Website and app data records
==========

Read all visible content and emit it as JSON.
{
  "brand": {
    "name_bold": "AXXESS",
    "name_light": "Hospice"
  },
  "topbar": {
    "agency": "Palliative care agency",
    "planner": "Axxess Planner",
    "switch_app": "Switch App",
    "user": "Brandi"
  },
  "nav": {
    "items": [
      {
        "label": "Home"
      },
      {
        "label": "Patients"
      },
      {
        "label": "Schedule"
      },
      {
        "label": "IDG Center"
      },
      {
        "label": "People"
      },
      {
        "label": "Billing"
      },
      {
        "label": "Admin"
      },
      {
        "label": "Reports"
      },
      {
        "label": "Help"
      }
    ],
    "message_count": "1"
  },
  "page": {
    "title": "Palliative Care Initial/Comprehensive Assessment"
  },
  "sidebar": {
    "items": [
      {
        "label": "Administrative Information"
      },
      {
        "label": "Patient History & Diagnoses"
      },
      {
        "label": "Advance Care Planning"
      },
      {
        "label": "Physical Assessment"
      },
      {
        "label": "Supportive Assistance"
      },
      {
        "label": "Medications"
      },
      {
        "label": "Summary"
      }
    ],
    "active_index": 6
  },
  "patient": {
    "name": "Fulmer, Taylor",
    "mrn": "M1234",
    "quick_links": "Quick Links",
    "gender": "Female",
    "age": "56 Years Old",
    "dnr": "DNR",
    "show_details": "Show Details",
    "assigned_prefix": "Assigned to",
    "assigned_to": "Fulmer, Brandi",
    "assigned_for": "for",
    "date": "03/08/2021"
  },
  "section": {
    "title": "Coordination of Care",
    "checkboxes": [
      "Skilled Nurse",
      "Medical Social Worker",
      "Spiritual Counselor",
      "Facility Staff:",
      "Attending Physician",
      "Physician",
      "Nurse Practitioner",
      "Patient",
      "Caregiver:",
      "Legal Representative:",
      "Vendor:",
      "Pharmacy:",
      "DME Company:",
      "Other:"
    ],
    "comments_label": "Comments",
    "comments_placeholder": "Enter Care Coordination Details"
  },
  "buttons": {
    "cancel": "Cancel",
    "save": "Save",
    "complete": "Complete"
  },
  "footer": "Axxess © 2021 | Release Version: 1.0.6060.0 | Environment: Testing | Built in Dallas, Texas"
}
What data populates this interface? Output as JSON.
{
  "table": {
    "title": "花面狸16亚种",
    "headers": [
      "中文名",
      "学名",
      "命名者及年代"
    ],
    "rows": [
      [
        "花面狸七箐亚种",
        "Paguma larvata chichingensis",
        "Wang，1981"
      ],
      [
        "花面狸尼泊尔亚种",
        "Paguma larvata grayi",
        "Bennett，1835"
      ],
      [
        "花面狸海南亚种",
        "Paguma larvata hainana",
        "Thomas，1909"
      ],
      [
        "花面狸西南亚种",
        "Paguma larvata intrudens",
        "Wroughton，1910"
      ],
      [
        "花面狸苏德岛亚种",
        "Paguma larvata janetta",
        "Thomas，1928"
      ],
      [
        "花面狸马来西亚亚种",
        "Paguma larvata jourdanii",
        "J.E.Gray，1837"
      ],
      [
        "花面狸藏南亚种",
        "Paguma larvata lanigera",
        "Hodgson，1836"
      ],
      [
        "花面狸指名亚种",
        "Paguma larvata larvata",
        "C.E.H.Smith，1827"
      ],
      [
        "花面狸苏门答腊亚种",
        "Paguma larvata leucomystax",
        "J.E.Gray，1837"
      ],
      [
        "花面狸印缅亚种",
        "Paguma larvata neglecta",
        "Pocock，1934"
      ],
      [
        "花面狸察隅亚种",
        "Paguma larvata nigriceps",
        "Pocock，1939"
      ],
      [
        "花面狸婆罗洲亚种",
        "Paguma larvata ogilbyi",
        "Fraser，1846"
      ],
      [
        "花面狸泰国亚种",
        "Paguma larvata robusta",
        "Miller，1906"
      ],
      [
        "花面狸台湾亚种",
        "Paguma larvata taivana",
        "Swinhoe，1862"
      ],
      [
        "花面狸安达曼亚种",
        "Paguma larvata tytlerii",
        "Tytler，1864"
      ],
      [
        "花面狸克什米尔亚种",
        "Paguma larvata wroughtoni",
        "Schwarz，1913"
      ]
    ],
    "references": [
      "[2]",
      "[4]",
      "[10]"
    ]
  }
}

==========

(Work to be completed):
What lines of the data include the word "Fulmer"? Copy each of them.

(The completed task):
    "name": "Fulmer, Taylor",
    "assigned_to": "Fulmer, Brandi",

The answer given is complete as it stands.